Dean Barnett, Mitt Romney’s former driver, attacks the campaign today in the New York Times:
Because Mr. Romney chose to make this argument a secondary matter compared to his stands on social issues, he mounted a campaign that was, at its most basic level, insincere. … But the public correctly sensed something disingenuous about Mr. Romney’s campaign.
This sense of insincerity permeates the campaign. Strategically, as Barnett notes, the campaign is based on the proposition of offering the candidate as something he is not. Tactically, the campaign repeatedly offers astroturf. Earlier, they offered the press staff to talk to without disclosing that relationship. This time, they did a photo-op a staffer’s mom, and didn’t disclose that relationship:
A well-publicized weekend photo-op for Mitt Romney turns out to have been missing a piece of information that might have undermined its credibility: the unemployed single mom at the center of the event was the mother of a Romney staffer.
Romney even offered her advice that seems to characterize him:
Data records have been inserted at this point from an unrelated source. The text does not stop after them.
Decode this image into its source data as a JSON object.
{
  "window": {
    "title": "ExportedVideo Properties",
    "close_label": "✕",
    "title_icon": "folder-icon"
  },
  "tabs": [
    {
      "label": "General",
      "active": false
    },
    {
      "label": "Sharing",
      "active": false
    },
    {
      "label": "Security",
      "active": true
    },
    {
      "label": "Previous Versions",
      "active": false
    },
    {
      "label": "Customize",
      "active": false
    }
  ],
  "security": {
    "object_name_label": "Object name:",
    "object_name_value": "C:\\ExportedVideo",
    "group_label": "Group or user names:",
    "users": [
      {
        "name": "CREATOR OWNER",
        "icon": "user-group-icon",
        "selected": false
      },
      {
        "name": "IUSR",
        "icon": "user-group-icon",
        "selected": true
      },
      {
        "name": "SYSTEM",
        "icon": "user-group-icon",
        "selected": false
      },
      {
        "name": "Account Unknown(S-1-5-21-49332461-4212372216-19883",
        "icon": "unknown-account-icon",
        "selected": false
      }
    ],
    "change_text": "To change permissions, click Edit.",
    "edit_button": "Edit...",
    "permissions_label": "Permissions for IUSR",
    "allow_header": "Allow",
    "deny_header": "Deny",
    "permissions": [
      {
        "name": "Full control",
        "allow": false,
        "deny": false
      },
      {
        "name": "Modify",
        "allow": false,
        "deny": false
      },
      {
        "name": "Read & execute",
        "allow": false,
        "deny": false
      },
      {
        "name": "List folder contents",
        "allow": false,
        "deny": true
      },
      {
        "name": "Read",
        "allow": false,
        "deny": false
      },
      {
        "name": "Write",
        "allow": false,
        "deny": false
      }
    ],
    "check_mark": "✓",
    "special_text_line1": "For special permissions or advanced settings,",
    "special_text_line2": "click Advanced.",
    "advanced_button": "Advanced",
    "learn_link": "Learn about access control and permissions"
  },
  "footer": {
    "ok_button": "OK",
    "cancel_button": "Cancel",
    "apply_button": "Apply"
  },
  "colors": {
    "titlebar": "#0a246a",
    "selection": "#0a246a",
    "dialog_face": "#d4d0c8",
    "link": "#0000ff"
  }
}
Ironically, when it came time to take questions from the reporters gathered around Sachs’ kitchen table, Romney joked: "If you don’t want to answer any questions, that’s fine, too. What I’ve learned is, if they ask a question, you can answer something else."